LOS ANGELES -- Despite winning the gold medal at the 2008 Beijing Olympics and finishing with the best record in the 2006 World Baseball Classic, Korea was hardly considered a favorite for the 2009 Classic.
After all, the team had just one Major League player on its roster -- Indians outfielder Shin-Soo Choo -- and other teams, such as the U.S., Venezuela, Japan and the Dominican Republic, had rosters littered with Major Leaguers. And of course, there was mighty Cuba, which had finished no worse than second in 50 consecutive international tournaments.
But Korea is 5-2 in the 2009 Classic and finds itself just two wins from the title, as it is in the semifinals with the U.S., Venezuela and Japan at Dodger Stadium.
And Korea has done it with a younger team that is missing some of its top veterans from 2006, such as Chan Ho Park and Seung-Yeop Lee, both of whom made the All-Tournament Team in 2006, when the club finished in third place. In addition, Choo is batting just .100.
"Three years ago, there were many experienced veteran players," manager In-Sik Kim said. "Compared to them, I would say they are younger, not as experienced.

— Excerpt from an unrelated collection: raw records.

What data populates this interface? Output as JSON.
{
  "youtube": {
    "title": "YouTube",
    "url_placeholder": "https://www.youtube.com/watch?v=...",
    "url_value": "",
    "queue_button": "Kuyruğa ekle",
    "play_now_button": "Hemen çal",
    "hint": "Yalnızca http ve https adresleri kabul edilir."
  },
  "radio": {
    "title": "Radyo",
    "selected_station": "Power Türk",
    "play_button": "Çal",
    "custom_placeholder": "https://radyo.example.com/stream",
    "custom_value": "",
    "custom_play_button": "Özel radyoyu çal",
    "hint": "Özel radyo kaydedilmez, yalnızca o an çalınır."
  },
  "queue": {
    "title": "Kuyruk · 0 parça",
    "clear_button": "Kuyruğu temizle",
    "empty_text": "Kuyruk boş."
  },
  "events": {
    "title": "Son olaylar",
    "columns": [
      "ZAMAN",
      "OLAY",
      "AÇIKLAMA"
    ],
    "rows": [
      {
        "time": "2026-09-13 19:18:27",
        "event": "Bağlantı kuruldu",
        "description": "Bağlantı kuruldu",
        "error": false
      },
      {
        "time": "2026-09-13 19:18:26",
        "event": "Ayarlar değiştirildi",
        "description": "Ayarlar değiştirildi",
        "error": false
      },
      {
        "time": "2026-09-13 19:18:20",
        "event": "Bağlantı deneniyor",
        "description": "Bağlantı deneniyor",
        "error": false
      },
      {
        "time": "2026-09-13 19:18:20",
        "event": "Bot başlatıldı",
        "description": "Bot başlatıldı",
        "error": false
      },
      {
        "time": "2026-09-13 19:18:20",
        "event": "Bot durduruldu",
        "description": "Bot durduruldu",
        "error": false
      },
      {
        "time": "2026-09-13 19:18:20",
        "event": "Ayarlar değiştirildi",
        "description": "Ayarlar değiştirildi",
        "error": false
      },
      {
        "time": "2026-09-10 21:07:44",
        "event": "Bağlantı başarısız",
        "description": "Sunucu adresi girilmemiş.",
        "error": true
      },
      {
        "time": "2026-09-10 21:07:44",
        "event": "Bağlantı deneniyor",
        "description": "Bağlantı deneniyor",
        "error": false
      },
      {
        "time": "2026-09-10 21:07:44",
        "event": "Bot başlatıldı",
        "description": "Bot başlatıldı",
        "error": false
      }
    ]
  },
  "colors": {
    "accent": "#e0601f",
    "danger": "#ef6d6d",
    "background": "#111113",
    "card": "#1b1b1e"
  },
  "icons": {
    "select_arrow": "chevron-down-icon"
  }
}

But most of them played in the Olympics, and we won."
Korea put up a perfect 9-0 record at the Olympics, but that was against amateur competition, and that's why Kim is excited to see how his team performs against rosters made up of Major Leaguers. Venezuela's roster features 21 Major Leaguers, Japan's roster features five and the entire U.S. roster is made up of big leaguers.
"We are meeting the world's best players," Kim said, "and we're very excited about that. We're excited about meeting with world-class players."
Korea is winning with pitching and defense, as the team has a 3.05 ERA and features a sharp and well-disciplined defense.
The offense is built on patience. Korea is batting just .251 as a team but has a .380 on-base percentage. That approach has certainly worked, as the team is fourth in the tournament in runs scored, with 40.
Third baseman Bum Ho Lee leads the team, with a .375 batting average and three home runs, and is second in RBIs, with six. First baseman Tae Kyun Kim is right behind him, with a .364 batting average and two home runs, as well as a team-high nine RBIs.
And although Korea is 11-3 in Classic play, dating back to the inaugural tournament, in 2006, Kim knows that his team is again the underdogs. Yet he said that his team is fine with that role. He was also humble when comparing his team with the other semifinalists, saying that Japan has the best pitching and that Team USA and Venezuela are the best hitting teams.
But he also said that his team isn't ready to back down, despite playing against some of the best in the world, even if his players have never played against most of their competitors.
"Of course, we may not know each other very well," he said. "However, the best team will have the best result and win. We believe it's a great challenge but that we can meet that challenge."
Rhett Bollinger is an associate reporter for MLB.com. This story was not subject to the approval of Major League Baseball or its clubs.